──────── Supplied information

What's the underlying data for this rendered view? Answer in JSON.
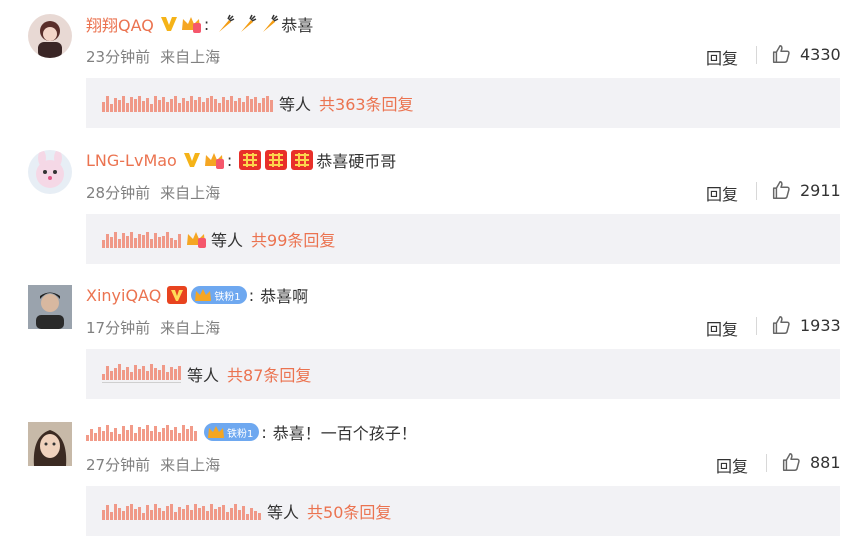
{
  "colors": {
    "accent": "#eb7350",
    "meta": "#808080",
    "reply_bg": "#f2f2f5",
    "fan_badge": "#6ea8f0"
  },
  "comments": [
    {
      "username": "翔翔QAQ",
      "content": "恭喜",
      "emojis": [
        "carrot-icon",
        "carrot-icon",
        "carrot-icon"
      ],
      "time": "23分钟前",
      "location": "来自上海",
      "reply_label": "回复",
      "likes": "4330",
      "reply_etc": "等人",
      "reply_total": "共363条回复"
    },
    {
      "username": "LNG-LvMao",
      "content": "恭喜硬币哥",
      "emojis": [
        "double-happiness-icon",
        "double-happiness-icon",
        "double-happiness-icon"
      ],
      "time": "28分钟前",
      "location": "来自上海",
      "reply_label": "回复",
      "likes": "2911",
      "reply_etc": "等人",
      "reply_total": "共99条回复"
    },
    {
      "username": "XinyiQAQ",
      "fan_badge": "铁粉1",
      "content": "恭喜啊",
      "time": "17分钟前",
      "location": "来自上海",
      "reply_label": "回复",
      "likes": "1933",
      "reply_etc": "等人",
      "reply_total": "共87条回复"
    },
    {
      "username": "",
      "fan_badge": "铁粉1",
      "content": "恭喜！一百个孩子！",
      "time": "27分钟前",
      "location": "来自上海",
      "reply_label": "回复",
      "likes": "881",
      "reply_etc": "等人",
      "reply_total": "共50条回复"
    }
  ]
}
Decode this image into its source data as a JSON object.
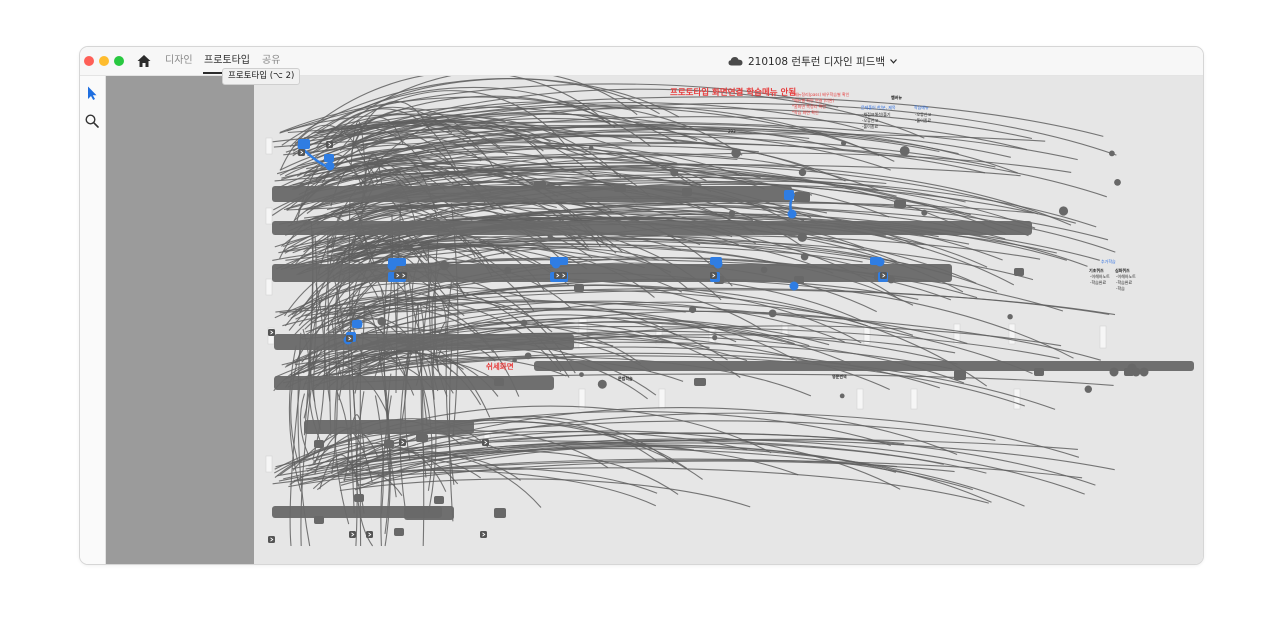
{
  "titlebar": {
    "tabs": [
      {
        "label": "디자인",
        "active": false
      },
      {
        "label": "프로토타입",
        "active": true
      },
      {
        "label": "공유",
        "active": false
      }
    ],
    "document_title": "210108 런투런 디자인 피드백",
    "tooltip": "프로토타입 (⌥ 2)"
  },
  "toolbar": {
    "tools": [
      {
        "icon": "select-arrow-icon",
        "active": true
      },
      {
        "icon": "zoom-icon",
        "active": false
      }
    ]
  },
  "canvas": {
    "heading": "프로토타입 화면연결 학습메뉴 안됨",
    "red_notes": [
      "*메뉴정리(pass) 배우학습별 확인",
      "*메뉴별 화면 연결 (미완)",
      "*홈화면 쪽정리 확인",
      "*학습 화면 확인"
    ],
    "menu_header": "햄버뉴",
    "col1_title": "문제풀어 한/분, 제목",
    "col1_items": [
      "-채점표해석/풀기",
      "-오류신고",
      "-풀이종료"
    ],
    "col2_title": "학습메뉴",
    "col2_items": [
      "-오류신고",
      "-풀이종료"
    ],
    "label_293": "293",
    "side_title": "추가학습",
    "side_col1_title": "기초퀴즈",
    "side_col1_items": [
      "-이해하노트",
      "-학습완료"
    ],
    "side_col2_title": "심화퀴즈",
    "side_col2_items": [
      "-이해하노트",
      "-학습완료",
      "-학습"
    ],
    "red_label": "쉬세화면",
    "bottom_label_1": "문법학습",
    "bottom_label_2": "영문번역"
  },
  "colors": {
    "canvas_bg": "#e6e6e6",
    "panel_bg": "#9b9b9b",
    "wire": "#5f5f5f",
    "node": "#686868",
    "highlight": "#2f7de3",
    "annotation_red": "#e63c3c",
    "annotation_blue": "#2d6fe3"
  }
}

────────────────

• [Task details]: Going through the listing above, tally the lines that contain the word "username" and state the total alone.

• [Finished task]: 4